Data records for software interfaces

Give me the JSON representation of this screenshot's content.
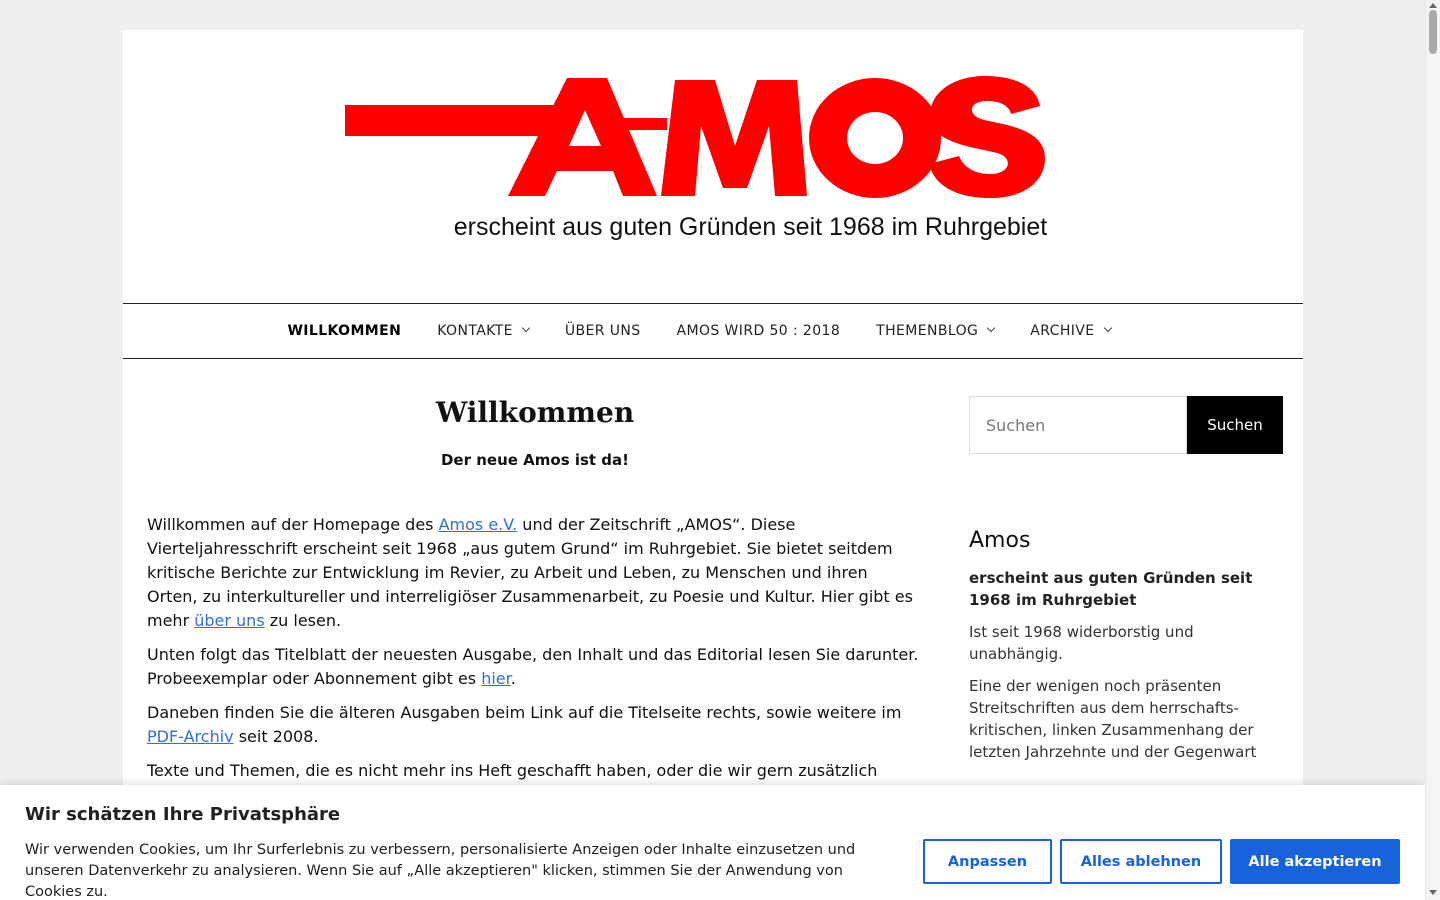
{
  "header": {
    "logo_text": "AMOS",
    "tagline": "erscheint aus guten Gründen seit 1968 im Ruhrgebiet",
    "brand_color": "#ff0000"
  },
  "nav": {
    "items": [
      {
        "label": "WILLKOMMEN",
        "active": true,
        "has_dropdown": false
      },
      {
        "label": "KONTAKTE",
        "active": false,
        "has_dropdown": true
      },
      {
        "label": "ÜBER UNS",
        "active": false,
        "has_dropdown": false
      },
      {
        "label": "AMOS WIRD 50 : 2018",
        "active": false,
        "has_dropdown": false
      },
      {
        "label": "THEMENBLOG",
        "active": false,
        "has_dropdown": true
      },
      {
        "label": "ARCHIVE",
        "active": false,
        "has_dropdown": true
      }
    ]
  },
  "main": {
    "title": "Willkommen",
    "subtitle": "Der neue Amos ist da!",
    "p1_a": "Willkommen auf der Homepage des ",
    "p1_link1": "Amos e.V.",
    "p1_b": " und der Zeitschrift „AMOS“. Diese Vierteljahresschrift erscheint seit 1968 „aus gutem Grund“ im Ruhrgebiet. Sie bietet seitdem kritische Berichte zur Entwicklung im Revier, zu Arbeit und Leben, zu Menschen und ihren Orten, zu interkultureller und interreligiöser Zusammenarbeit, zu Poesie und Kultur. Hier gibt es mehr ",
    "p1_link2": "über uns",
    "p1_c": " zu lesen.",
    "p2_a": "Unten folgt das Titelblatt der neuesten Ausgabe, den Inhalt und das Editorial lesen Sie darunter. Probeexemplar oder Abonnement gibt es ",
    "p2_link": "hier",
    "p2_b": ".",
    "p3_a": "Daneben finden Sie die älteren Ausgaben beim Link auf die Titelseite rechts, sowie weitere im ",
    "p3_link": "PDF-Archiv",
    "p3_b": " seit 2008.",
    "p4": "Texte und Themen, die es nicht mehr ins Heft geschafft haben, oder die wir gern zusätzlich"
  },
  "sidebar": {
    "search_placeholder": "Suchen",
    "search_button": "Suchen",
    "widget_title": "Amos",
    "widget_strong": "erscheint aus guten Gründen seit 1968 im Ruhrgebiet",
    "widget_text1": "Ist seit 1968 widerborstig und unabhängig.",
    "widget_text2": "Eine der wenigen noch präsenten Streitschriften aus dem herrschafts-kritischen, linken Zusammenhang der letzten Jahrzehnte und der Gegenwart"
  },
  "cookie": {
    "title": "Wir schätzen Ihre Privatsphäre",
    "text": "Wir verwenden Cookies, um Ihr Surferlebnis zu verbessern, personalisierte Anzeigen oder Inhalte einzusetzen und unseren Datenverkehr zu analysieren. Wenn Sie auf „Alle akzeptieren\" klicken, stimmen Sie der Anwendung von Cookies zu.",
    "btn_customize": "Anpassen",
    "btn_reject": "Alles ablehnen",
    "btn_accept": "Alle akzeptieren",
    "accent_color": "#1863dc"
  }
}
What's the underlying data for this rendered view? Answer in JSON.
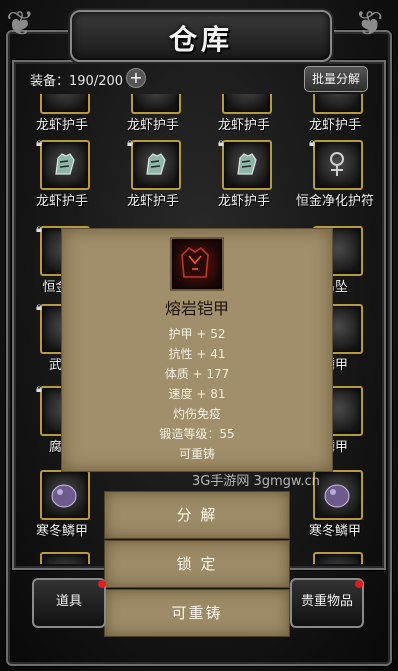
{
  "title": "仓库",
  "capacity": "装备：190/200",
  "plus_symbol": "+",
  "batch_button": "批量分解",
  "items": [
    {
      "label": "龙虾护手",
      "icon": "gauntlet-icon"
    },
    {
      "label": "龙虾护手",
      "icon": "gauntlet-icon"
    },
    {
      "label": "龙虾护手",
      "icon": "gauntlet-icon"
    },
    {
      "label": "龙虾护手",
      "icon": "gauntlet-icon"
    },
    {
      "label": "龙虾护手",
      "icon": "gauntlet-icon"
    },
    {
      "label": "龙虾护手",
      "icon": "gauntlet-icon"
    },
    {
      "label": "龙虾护手",
      "icon": "gauntlet-icon"
    },
    {
      "label": "恒金净化护符",
      "icon": "amulet-icon"
    },
    {
      "label": "恒金净",
      "icon": "amulet-icon"
    },
    {
      "label": "吊坠",
      "icon": "pendant-icon"
    },
    {
      "label": "武斗",
      "icon": "armor-icon"
    },
    {
      "label": "鳞甲",
      "icon": "scale-armor-icon"
    },
    {
      "label": "腐毒",
      "icon": "poison-armor-icon"
    },
    {
      "label": "鳞甲",
      "icon": "scale-armor-icon"
    },
    {
      "label": "寒冬鳞甲",
      "icon": "scale-armor-icon"
    },
    {
      "label": "寒冬鳞甲",
      "icon": "scale-armor-icon"
    }
  ],
  "tooltip": {
    "name": "熔岩铠甲",
    "icon": "lava-armor-icon",
    "stats": [
      "护甲 + 52",
      "抗性 + 41",
      "体质 + 177",
      "速度 + 81",
      "灼伤免疫",
      "锻造等级：55",
      "可重铸"
    ]
  },
  "actions": {
    "decompose": "分 解",
    "lock": "锁 定",
    "recast": "可重铸"
  },
  "bottom": {
    "items_tab": "道具",
    "valuables_tab": "贵重物品"
  },
  "watermark": "3G手游网 3gmgw.cn",
  "colors": {
    "slot_border": "#b89a3c",
    "tooltip_bg": "#a08f6a",
    "badge": "#e01c1c"
  }
}
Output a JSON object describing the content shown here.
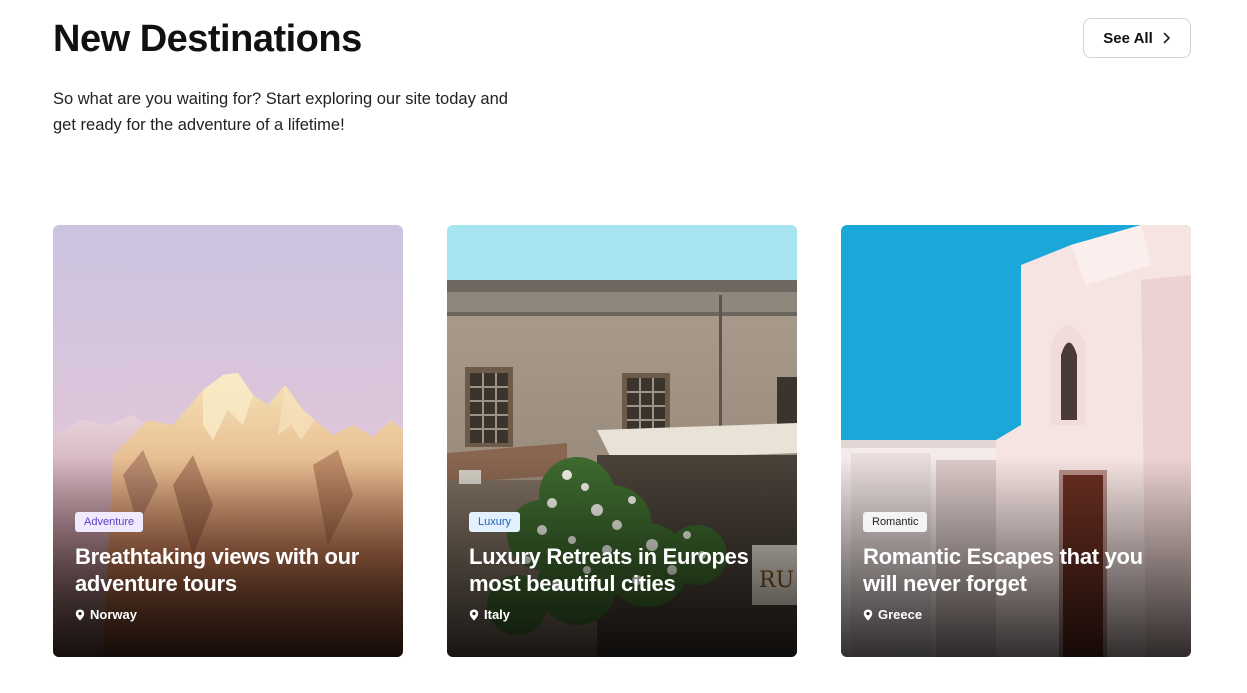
{
  "section": {
    "title": "New Destinations",
    "subtitle": "So what are you waiting for? Start exploring our site today and get ready for the adventure of a lifetime!",
    "see_all_label": "See All"
  },
  "icons": {
    "see_all": "chevron-right-icon",
    "location": "map-pin-icon"
  },
  "cards": [
    {
      "tag": "Adventure",
      "title": "Breathtaking views with our adventure tours",
      "location": "Norway",
      "image": "snowy-mountain-peaks-photo"
    },
    {
      "tag": "Luxury",
      "title": "Luxury Retreats in Europes most beautiful cities",
      "location": "Italy",
      "image": "old-european-building-photo"
    },
    {
      "tag": "Romantic",
      "title": "Romantic Escapes that you will never forget",
      "location": "Greece",
      "image": "white-greek-church-photo"
    }
  ],
  "colors": {
    "adventure_tag_bg": "#efeafd",
    "adventure_tag_text": "#5b3fc7",
    "luxury_tag_bg": "#e3f1ff",
    "luxury_tag_text": "#1f5fb0",
    "romantic_tag_bg": "#f4f4f4",
    "romantic_tag_text": "#222222"
  }
}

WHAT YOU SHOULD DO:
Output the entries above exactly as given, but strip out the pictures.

TASK RESPONSE:
Give me the JSON representation of this screenshot's content.
{
  "header": {
    "logo_text": "AMOS",
    "tagline": "erscheint aus guten Gründen seit 1968 im Ruhrgebiet",
    "brand_color": "#ff0000"
  },
  "nav": {
    "items": [
      {
        "label": "WILLKOMMEN",
        "active": true,
        "has_dropdown": false
      },
      {
        "label": "KONTAKTE",
        "active": false,
        "has_dropdown": true
      },
      {
        "label": "ÜBER UNS",
        "active": false,
        "has_dropdown": false
      },
      {
        "label": "AMOS WIRD 50 : 2018",
        "active": false,
        "has_dropdown": false
      },
      {
        "label": "THEMENBLOG",
        "active": false,
        "has_dropdown": true
      },
      {
        "label": "ARCHIVE",
        "active": false,
        "has_dropdown": true
      }
    ]
  },
  "main": {
    "title": "Willkommen",
    "subtitle": "Der neue Amos ist da!",
    "p1_a": "Willkommen auf der Homepage des ",
    "p1_link1": "Amos e.V.",
    "p1_b": " und der Zeitschrift „AMOS“. Diese Vierteljahresschrift erscheint seit 1968 „aus gutem Grund“ im Ruhrgebiet. Sie bietet seitdem kritische Berichte zur Entwicklung im Revier, zu Arbeit und Leben, zu Menschen und ihren Orten, zu interkultureller und interreligiöser Zusammenarbeit, zu Poesie und Kultur. Hier gibt es mehr ",
    "p1_link2": "über uns",
    "p1_c": " zu lesen.",
    "p2_a": "Unten folgt das Titelblatt der neuesten Ausgabe, den Inhalt und das Editorial lesen Sie darunter. Probeexemplar oder Abonnement gibt es ",
    "p2_link": "hier",
    "p2_b": ".",
    "p3_a": "Daneben finden Sie die älteren Ausgaben beim Link auf die Titelseite rechts, sowie weitere im ",
    "p3_link": "PDF-Archiv",
    "p3_b": " seit 2008.",
    "p4": "Texte und Themen, die es nicht mehr ins Heft geschafft haben, oder die wir gern zusätzlich"
  },
  "sidebar": {
    "search_placeholder": "Suchen",
    "search_button": "Suchen",
    "widget_title": "Amos",
    "widget_strong": "erscheint aus guten Gründen seit 1968 im Ruhrgebiet",
    "widget_text1": "Ist seit 1968 widerborstig und unabhängig.",
    "widget_text2": "Eine der wenigen noch präsenten Streitschriften aus dem herrschafts-kritischen, linken Zusammenhang der letzten Jahrzehnte und der Gegenwart"
  },
  "cookie": {
    "title": "Wir schätzen Ihre Privatsphäre",
    "text": "Wir verwenden Cookies, um Ihr Surferlebnis zu verbessern, personalisierte Anzeigen oder Inhalte einzusetzen und unseren Datenverkehr zu analysieren. Wenn Sie auf „Alle akzeptieren\" klicken, stimmen Sie der Anwendung von Cookies zu.",
    "btn_customize": "Anpassen",
    "btn_reject": "Alles ablehnen",
    "btn_accept": "Alle akzeptieren",
    "accent_color": "#1863dc"
  }
}
What's the underlying data for this rendered view? Answer in JSON.
{
  "title": "仓库",
  "capacity": "装备：190/200",
  "plus_symbol": "+",
  "batch_button": "批量分解",
  "items": [
    {
      "label": "龙虾护手",
      "icon": "gauntlet-icon"
    },
    {
      "label": "龙虾护手",
      "icon": "gauntlet-icon"
    },
    {
      "label": "龙虾护手",
      "icon": "gauntlet-icon"
    },
    {
      "label": "龙虾护手",
      "icon": "gauntlet-icon"
    },
    {
      "label": "龙虾护手",
      "icon": "gauntlet-icon"
    },
    {
      "label": "龙虾护手",
      "icon": "gauntlet-icon"
    },
    {
      "label": "龙虾护手",
      "icon": "gauntlet-icon"
    },
    {
      "label": "恒金净化护符",
      "icon": "amulet-icon"
    },
    {
      "label": "恒金净",
      "icon": "amulet-icon"
    },
    {
      "label": "吊坠",
      "icon": "pendant-icon"
    },
    {
      "label": "武斗",
      "icon": "armor-icon"
    },
    {
      "label": "鳞甲",
      "icon": "scale-armor-icon"
    },
    {
      "label": "腐毒",
      "icon": "poison-armor-icon"
    },
    {
      "label": "鳞甲",
      "icon": "scale-armor-icon"
    },
    {
      "label": "寒冬鳞甲",
      "icon": "scale-armor-icon"
    },
    {
      "label": "寒冬鳞甲",
      "icon": "scale-armor-icon"
    }
  ],
  "tooltip": {
    "name": "熔岩铠甲",
    "icon": "lava-armor-icon",
    "stats": [
      "护甲 + 52",
      "抗性 + 41",
      "体质 + 177",
      "速度 + 81",
      "灼伤免疫",
      "锻造等级：55",
      "可重铸"
    ]
  },
  "actions": {
    "decompose": "分 解",
    "lock": "锁 定",
    "recast": "可重铸"
  },
  "bottom": {
    "items_tab": "道具",
    "valuables_tab": "贵重物品"
  },
  "watermark": "3G手游网 3gmgw.cn",
  "colors": {
    "slot_border": "#b89a3c",
    "tooltip_bg": "#a08f6a",
    "badge": "#e01c1c"
  }
}
Output a JSON object describing the content shown here.
{
  "section": {
    "title": "New Destinations",
    "subtitle": "So what are you waiting for? Start exploring our site today and get ready for the adventure of a lifetime!",
    "see_all_label": "See All"
  },
  "icons": {
    "see_all": "chevron-right-icon",
    "location": "map-pin-icon"
  },
  "cards": [
    {
      "tag": "Adventure",
      "title": "Breathtaking views with our adventure tours",
      "location": "Norway",
      "image": "snowy-mountain-peaks-photo"
    },
    {
      "tag": "Luxury",
      "title": "Luxury Retreats in Europes most beautiful cities",
      "location": "Italy",
      "image": "old-european-building-photo"
    },
    {
      "tag": "Romantic",
      "title": "Romantic Escapes that you will never forget",
      "location": "Greece",
      "image": "white-greek-church-photo"
    }
  ],
  "colors": {
    "adventure_tag_bg": "#efeafd",
    "adventure_tag_text": "#5b3fc7",
    "luxury_tag_bg": "#e3f1ff",
    "luxury_tag_text": "#1f5fb0",
    "romantic_tag_bg": "#f4f4f4",
    "romantic_tag_text": "#222222"
  }
}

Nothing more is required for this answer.